Given records:
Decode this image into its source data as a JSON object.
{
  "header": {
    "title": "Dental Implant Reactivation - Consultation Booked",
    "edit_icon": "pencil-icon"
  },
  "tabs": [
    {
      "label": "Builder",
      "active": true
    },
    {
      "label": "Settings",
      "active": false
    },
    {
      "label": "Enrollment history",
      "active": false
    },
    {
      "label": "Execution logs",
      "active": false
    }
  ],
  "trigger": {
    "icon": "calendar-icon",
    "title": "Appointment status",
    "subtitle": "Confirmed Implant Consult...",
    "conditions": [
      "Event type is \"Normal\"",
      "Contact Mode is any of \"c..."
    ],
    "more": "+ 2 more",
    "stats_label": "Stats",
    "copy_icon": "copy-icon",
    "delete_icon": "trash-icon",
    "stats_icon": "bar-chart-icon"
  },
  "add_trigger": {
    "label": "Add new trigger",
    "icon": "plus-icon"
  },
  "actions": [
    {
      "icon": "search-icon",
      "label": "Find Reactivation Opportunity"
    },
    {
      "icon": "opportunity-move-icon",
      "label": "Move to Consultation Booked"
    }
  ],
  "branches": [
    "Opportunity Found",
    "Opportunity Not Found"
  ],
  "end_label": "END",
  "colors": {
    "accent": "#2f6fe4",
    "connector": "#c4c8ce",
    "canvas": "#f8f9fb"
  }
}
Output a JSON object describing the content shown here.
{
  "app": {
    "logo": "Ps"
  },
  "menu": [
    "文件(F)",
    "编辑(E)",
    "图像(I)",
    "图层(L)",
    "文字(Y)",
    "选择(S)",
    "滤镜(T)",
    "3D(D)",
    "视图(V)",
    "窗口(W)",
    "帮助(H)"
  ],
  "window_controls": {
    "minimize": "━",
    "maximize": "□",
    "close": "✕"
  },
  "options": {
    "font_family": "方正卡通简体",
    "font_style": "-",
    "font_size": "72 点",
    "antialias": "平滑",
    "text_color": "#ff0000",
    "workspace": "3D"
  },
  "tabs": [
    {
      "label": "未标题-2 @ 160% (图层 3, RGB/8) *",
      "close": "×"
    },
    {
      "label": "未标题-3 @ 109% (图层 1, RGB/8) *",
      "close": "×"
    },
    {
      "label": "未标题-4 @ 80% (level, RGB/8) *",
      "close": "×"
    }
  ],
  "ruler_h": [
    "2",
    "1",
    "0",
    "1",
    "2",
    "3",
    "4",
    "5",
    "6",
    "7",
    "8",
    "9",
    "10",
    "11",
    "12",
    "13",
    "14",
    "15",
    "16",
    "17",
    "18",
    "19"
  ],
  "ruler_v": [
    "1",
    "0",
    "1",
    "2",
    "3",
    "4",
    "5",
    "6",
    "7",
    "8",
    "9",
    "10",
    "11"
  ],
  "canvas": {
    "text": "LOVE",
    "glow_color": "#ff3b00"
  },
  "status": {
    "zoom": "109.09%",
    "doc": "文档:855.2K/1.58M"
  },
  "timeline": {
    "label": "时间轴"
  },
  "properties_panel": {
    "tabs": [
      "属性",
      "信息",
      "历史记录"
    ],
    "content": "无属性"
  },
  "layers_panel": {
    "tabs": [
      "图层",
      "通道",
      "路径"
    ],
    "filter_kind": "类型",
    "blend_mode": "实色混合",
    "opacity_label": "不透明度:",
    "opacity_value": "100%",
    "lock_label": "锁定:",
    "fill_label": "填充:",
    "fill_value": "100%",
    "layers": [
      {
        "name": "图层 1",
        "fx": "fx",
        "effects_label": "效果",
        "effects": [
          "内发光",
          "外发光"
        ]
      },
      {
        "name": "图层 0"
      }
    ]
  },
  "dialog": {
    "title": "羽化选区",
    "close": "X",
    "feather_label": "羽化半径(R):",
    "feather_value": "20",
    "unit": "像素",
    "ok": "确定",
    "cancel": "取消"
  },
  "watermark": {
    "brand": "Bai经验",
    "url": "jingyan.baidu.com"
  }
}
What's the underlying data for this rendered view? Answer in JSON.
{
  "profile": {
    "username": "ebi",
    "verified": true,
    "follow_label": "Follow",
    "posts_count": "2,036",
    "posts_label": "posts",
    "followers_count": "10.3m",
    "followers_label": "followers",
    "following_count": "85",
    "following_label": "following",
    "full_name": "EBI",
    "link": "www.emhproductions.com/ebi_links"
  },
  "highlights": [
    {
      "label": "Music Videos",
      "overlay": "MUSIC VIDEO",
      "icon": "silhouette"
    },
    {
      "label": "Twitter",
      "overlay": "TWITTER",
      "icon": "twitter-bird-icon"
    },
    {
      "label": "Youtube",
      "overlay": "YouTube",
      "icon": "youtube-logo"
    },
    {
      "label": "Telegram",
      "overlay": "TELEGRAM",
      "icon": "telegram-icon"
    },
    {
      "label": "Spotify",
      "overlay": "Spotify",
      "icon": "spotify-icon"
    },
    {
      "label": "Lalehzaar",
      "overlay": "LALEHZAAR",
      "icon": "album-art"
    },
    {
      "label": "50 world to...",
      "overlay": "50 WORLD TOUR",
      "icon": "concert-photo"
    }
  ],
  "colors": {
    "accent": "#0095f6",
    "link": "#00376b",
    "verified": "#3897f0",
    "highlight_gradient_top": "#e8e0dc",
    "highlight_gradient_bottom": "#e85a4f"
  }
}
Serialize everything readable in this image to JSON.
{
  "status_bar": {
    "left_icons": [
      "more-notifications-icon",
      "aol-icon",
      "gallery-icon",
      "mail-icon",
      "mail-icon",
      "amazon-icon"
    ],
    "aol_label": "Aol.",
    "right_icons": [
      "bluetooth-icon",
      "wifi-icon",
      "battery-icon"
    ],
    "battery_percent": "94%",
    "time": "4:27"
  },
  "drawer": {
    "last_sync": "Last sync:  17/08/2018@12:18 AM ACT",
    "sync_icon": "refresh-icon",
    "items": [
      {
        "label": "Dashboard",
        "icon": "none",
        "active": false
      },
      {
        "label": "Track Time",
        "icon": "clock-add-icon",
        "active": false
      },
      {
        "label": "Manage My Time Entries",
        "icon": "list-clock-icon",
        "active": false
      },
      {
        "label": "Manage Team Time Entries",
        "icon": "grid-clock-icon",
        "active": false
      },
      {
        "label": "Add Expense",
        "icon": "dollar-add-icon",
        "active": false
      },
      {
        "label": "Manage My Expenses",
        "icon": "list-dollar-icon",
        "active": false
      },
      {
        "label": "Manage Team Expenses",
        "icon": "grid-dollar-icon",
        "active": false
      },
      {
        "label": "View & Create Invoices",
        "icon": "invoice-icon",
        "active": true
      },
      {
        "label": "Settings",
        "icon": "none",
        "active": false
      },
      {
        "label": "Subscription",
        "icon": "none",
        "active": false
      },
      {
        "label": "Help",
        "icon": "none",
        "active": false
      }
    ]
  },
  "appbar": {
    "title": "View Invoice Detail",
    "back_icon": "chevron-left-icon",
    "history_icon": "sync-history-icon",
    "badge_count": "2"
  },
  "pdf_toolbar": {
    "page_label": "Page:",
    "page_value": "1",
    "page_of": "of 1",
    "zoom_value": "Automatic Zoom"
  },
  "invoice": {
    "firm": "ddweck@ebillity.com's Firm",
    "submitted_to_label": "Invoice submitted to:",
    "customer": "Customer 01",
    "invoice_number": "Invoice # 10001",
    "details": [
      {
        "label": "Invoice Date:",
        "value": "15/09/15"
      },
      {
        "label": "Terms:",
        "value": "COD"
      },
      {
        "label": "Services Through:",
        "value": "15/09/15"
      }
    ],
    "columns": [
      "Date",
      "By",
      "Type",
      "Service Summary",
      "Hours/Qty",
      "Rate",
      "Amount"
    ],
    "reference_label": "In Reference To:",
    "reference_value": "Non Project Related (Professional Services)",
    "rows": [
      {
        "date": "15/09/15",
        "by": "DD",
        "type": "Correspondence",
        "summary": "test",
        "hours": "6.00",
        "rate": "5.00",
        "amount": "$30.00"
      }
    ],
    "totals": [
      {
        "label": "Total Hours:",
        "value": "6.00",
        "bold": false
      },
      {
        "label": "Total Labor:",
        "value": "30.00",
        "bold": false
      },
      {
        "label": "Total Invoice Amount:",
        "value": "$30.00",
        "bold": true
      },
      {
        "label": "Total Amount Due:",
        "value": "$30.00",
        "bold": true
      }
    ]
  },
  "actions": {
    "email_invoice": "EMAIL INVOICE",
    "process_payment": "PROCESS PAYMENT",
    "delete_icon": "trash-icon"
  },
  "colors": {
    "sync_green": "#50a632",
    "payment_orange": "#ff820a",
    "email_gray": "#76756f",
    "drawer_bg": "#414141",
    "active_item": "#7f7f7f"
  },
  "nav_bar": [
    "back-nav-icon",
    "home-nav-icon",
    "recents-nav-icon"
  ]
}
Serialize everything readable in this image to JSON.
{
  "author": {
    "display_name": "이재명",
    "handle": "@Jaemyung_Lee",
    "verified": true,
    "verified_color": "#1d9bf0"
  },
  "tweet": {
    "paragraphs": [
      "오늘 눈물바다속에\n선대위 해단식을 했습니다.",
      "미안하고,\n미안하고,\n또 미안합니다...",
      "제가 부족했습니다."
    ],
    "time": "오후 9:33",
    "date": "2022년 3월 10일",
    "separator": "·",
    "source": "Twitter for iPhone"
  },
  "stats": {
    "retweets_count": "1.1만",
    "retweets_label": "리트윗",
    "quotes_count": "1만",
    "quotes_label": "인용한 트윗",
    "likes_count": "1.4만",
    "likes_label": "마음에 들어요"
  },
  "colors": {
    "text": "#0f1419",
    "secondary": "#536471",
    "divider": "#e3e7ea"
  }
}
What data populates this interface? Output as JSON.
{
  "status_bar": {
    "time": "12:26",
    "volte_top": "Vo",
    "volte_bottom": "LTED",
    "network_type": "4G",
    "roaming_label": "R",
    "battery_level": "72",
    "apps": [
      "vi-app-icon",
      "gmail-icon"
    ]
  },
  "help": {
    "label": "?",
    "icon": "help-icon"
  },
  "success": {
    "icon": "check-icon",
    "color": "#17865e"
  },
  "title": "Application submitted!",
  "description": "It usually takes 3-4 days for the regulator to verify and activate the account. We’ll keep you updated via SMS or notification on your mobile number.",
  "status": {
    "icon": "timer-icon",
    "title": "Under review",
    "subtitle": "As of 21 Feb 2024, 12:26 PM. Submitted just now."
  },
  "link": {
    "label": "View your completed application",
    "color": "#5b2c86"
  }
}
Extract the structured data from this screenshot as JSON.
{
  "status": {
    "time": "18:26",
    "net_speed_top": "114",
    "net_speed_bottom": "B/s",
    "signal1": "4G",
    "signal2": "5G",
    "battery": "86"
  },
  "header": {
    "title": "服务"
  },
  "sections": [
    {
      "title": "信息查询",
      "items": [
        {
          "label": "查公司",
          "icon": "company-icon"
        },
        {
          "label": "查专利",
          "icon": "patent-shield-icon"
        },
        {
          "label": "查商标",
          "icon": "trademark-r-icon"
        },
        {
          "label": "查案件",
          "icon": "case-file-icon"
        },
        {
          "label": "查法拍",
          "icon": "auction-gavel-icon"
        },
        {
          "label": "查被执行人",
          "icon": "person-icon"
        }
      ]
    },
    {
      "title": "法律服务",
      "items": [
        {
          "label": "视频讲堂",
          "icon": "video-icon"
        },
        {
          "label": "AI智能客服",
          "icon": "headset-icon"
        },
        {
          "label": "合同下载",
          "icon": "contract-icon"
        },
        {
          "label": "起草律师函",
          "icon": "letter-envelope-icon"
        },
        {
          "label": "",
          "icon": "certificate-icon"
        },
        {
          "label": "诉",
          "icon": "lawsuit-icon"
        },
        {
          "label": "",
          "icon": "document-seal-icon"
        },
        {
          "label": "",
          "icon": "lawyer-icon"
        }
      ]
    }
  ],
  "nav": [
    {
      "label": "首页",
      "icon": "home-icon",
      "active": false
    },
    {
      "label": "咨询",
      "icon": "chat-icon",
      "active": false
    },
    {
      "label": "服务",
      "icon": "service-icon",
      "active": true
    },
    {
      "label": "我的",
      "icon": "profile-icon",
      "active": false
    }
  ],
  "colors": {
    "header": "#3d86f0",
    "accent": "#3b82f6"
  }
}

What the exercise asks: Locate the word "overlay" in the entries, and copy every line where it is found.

Result of the exercise:
      "overlay": "MUSIC VIDEO",
      "overlay": "TWITTER",
      "overlay": "YouTube",
      "overlay": "TELEGRAM",
      "overlay": "Spotify",
      "overlay": "LALEHZAAR",
      "overlay": "50 WORLD TOUR",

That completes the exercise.